    In response to the economic and financial crisis, the EU has adopted a new regulatory framework of the banking sector. Its central elements consist of new capital requirements, the single rulebook, and rules for bank recovery and resolution. These legislations have been adopted to reduce the call for government bail-out of distressed banks in future crises. The present study performs a detailed quantitative assessment of the reduction in public finance costs brought about by the introduction of these rules. We use a microsimulation portfolio model, which implements the Basel risk assessment framework, to estimate the joint distribution of bank losses at EU level. The approach incorporates the complete safety-net set up in EU legislation to absorb these losses, explicitly modelling enhanced Basel III capital rules, the bail-in tool and the resolution funds. Using a near-full sample of commercial, cooperative and savings banks in the EU, we quantify the cumulative effects of this safety-net and the contribution of each individual tool to the total effect. Considering a crisis of a similar magnitude as the recent one, our results show that potential costs for public finances decrease from roughly 3.7% of EU GDP (before the introduction of any new tool) to 1.4% with bail-in, and finally to 0.5% when all the elements we model are in place. This latter amount is very close to our estimate of leftover resolution funds and the size of the Deposit Guarantee Scheme. This exercise extends the quantitative analyses performed by the European Commission in its Economic Review of the Financial Regulation Agenda by developing additional scenarios, crucial robustness checks, simulations for different annual data vintages, and by implementing some methodological improvements.
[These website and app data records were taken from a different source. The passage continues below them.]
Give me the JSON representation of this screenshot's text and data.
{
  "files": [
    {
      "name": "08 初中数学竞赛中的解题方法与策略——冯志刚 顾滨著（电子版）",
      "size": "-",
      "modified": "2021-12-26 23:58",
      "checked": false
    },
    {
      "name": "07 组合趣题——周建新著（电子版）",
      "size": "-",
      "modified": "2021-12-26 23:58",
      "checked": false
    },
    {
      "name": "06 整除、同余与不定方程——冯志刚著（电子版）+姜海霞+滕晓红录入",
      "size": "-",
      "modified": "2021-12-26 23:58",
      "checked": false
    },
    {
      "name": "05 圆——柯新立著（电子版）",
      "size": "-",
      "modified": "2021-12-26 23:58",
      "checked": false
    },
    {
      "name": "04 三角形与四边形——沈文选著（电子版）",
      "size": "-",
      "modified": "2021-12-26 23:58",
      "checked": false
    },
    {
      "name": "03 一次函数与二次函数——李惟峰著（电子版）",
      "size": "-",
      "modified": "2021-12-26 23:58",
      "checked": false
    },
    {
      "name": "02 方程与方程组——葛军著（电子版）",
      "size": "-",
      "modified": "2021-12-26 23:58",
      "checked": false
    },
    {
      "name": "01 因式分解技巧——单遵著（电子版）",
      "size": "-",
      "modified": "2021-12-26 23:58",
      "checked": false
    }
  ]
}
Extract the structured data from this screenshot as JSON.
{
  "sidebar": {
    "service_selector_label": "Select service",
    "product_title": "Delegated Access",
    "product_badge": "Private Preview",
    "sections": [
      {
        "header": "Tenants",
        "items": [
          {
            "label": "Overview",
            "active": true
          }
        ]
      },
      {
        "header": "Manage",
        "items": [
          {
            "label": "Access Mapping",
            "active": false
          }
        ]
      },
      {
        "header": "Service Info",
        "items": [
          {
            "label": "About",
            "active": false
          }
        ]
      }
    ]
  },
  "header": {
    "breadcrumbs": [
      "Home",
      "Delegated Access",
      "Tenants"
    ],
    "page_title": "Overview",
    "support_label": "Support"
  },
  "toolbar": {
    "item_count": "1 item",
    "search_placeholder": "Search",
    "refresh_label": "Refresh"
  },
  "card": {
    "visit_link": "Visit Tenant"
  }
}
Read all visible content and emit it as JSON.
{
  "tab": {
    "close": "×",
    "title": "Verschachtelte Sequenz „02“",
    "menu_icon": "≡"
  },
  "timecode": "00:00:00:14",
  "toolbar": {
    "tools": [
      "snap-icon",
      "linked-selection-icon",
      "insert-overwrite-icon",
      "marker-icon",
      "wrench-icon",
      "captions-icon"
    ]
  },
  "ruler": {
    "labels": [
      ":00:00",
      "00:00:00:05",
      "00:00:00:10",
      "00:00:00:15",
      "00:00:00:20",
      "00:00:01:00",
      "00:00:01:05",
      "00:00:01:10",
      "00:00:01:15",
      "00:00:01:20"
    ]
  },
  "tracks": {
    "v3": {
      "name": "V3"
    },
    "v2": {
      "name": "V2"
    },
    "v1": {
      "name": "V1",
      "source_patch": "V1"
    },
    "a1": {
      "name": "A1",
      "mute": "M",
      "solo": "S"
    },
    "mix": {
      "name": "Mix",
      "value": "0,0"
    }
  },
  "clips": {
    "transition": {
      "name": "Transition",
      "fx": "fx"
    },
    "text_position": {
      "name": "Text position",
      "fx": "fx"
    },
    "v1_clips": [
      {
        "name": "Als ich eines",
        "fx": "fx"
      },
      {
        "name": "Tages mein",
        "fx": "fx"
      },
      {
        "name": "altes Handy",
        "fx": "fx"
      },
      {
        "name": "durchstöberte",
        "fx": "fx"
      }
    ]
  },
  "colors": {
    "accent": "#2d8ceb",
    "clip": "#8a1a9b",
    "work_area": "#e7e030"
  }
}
Geographic areas

European Union

Temporal coverage

From date To date
2012-01-01 2012-12-31

Additional information

Published by
European Commission, Joint Research Centre
Created date
Modified date
Issued date
Landing page 
Data theme(s)
Economy and finance
Update frequency